Every entry needs to be printed exactly, please.

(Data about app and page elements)
::::::

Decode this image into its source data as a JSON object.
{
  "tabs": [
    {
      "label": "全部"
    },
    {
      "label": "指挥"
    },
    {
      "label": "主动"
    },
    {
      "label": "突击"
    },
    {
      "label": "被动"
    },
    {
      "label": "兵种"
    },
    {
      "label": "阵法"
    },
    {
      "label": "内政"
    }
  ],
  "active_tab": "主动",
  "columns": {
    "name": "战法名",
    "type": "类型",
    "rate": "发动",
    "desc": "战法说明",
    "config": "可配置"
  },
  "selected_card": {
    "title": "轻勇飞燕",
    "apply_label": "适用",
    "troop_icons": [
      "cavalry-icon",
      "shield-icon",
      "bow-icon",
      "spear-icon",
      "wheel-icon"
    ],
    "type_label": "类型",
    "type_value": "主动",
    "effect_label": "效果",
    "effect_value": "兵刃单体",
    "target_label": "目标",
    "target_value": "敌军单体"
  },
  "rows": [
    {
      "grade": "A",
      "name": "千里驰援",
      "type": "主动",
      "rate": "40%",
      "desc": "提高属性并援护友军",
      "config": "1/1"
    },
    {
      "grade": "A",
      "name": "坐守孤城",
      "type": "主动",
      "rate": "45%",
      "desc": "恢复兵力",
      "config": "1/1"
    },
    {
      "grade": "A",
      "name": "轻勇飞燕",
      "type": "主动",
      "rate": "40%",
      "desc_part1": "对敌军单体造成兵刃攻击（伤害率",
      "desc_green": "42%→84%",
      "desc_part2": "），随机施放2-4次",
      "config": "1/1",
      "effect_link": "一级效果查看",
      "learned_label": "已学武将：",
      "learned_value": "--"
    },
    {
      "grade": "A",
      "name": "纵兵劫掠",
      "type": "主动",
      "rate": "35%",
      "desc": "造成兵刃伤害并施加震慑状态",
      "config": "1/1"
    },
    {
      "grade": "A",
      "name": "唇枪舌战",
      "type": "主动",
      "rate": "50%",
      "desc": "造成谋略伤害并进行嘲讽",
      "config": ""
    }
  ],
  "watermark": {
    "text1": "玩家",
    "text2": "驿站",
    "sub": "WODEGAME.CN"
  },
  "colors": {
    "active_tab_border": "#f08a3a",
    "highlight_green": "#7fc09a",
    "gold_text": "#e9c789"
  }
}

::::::

__Your response__:
Decode this image into its source data as a JSON object.
{
  "tabs": [
    {
      "label": "全部"
    },
    {
      "label": "指挥"
    },
    {
      "label": "主动"
    },
    {
      "label": "突击"
    },
    {
      "label": "被动"
    },
    {
      "label": "兵种"
    },
    {
      "label": "阵法"
    },
    {
      "label": "内政"
    }
  ],
  "active_tab": "主动",
  "columns": {
    "name": "战法名",
    "type": "类型",
    "rate": "发动",
    "desc": "战法说明",
    "config": "可配置"
  },
  "selected_card": {
    "title": "轻勇飞燕",
    "apply_label": "适用",
    "troop_icons": [
      "cavalry-icon",
      "shield-icon",
      "bow-icon",
      "spear-icon",
      "wheel-icon"
    ],
    "type_label": "类型",
    "type_value": "主动",
    "effect_label": "效果",
    "effect_value": "兵刃单体",
    "target_label": "目标",
    "target_value": "敌军单体"
  },
  "rows": [
    {
      "grade": "A",
      "name": "千里驰援",
      "type": "主动",
      "rate": "40%",
      "desc": "提高属性并援护友军",
      "config": "1/1"
    },
    {
      "grade": "A",
      "name": "坐守孤城",
      "type": "主动",
      "rate": "45%",
      "desc": "恢复兵力",
      "config": "1/1"
    },
    {
      "grade": "A",
      "name": "轻勇飞燕",
      "type": "主动",
      "rate": "40%",
      "desc_part1": "对敌军单体造成兵刃攻击（伤害率",
      "desc_green": "42%→84%",
      "desc_part2": "），随机施放2-4次",
      "config": "1/1",
      "effect_link": "一级效果查看",
      "learned_label": "已学武将：",
      "learned_value": "--"
    },
    {
      "grade": "A",
      "name": "纵兵劫掠",
      "type": "主动",
      "rate": "35%",
      "desc": "造成兵刃伤害并施加震慑状态",
      "config": "1/1"
    },
    {
      "grade": "A",
      "name": "唇枪舌战",
      "type": "主动",
      "rate": "50%",
      "desc": "造成谋略伤害并进行嘲讽",
      "config": ""
    }
  ],
  "watermark": {
    "text1": "玩家",
    "text2": "驿站",
    "sub": "WODEGAME.CN"
  },
  "colors": {
    "active_tab_border": "#f08a3a",
    "highlight_green": "#7fc09a",
    "gold_text": "#e9c789"
  }
}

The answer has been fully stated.